If castration and the concentration camp for alcoholics, junkies, trollops and luckless fellows with a dose of the clap represents a ‘humane penal policy’, Draco himself would have difficulty in coming up with penalties that Patrick Parrinder would think severe. And if this represents ‘libertarian socialism’, thank God Michael Foot never became prime minister: half of us would be walking around without our testicles. Of course, it will be argued that Wells is merely engaging in Shavian shock tactics: in ‘real life’ he would never advocate anything as disgusting. But the fact that, if anything, Wells was more savage in his private thinking than he dared be in print is proved by a passage in a book which Wellsians seem to have neglected, Daniel Kevles’s In the Name of Eugenics (1985). Discussing attitudes to mass forcible sterilisation in the early 1900s, Kevles records:
In the United States, a strong consensus in favor of sterilisation – supporters ranged from Margaret Sanger [with whom Wells later had an affair] to Theodore Roosevelt [one of Wells’s American admirers] – grew among eugenicists. In Britain, no such consensus existed. Comparatively few British eugenicists were convinced of the necessity for the procedure, although among those who considered it were Francis Galton (‘except by sterilisation I cannot yet see any way of checking the produce of the unfit who are allowed their liberty and are below the reach of moral control’) and H.G. Wells, who pondered improving the human stock by ‘the sterilisation of failures’.
Kevles is drawing here on Wells’s hand written notes to one of Galton’s discussion papers, currently in the Galton archive at UCL (file 138/9). The date is 1904, and the full text of Wells’s comment is: ‘The way of Nature has always been to slay the hindmost, and there is still no other way, unless we can prevent those who would become the hindmost being born. It is in the sterilisation of failures and not in the selection of successes for breeding that the possibility of the improvement of the human stock lies.’
If there is a smoking gun in Wellsian scholarship, this chilling marginal observation – designed for no eyes other than Galton’s – is surely it. The either/or reasoning is stark. Either you kill (the ‘natural’ way) or you forcibly sterilise (the artificial way). Either you take these options, or the race fails. ‘Humane’ options do not exist. There is no evidence here of the recantation which Parrinder and Foot would have us believe intervened between Anticipations and A Modern Utopia. If anything, in 1904, Wells was thinking even nastier things than he had been in 1900.

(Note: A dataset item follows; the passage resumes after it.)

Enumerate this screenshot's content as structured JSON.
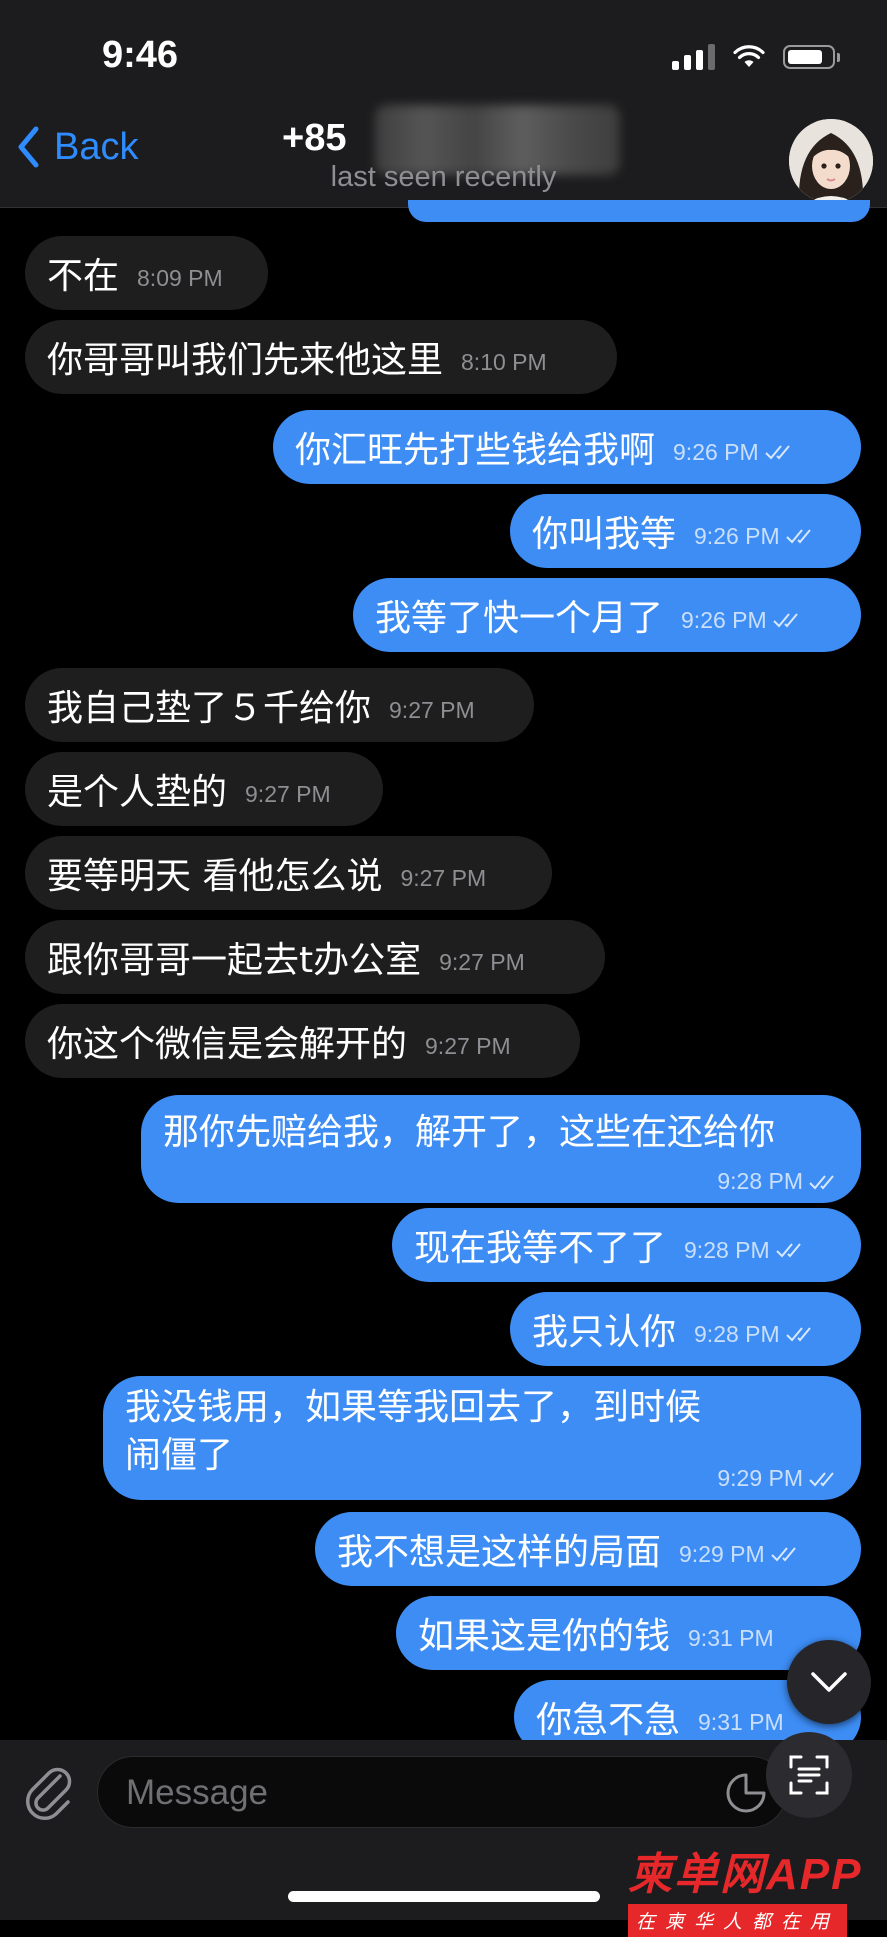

Wells was not, as Michael Foot suggests, on the soft wing of the eugenics movement in 1900-5, he was in the minority on the ultra-hard wing. In the crucial years between 1900 and 1905 his views on eugenic purity and the means of achieving it did not soften, although he certainly grew more liberal on questions of race and immigration. Publicly, in A Modern Utopia, he advocated concentration camps and sterilisation for undesirables. Privately, he advocated (Kevles’s ‘pondered’ is too generous) solutions of a more final kind. Of course, other things being equal, Wells preferred the humane castrating shears to the inhumane gas chamber, but one or the other it had to be. Of course, as the decades passed, Wells moved from allegiance to negative eugenics (sterilisation of the unfit) to positive eugenics (rational marriage, contraception). Of course, as Parrinder and Foot are at pains to point out, he was an early critic of Mussolini. Traces of anti-semitism can be found peppering his work to the end; but,on the whole, he seems to have purged most of it from his system after 1900. Of course, a stray ‘Ich habe es nicht gewollt’ case can be made for Wells. It is possible that if he had lived to witness it, he – like his fellow Fabian Shaw – might have disbelieved the evidence of what the Nazis did.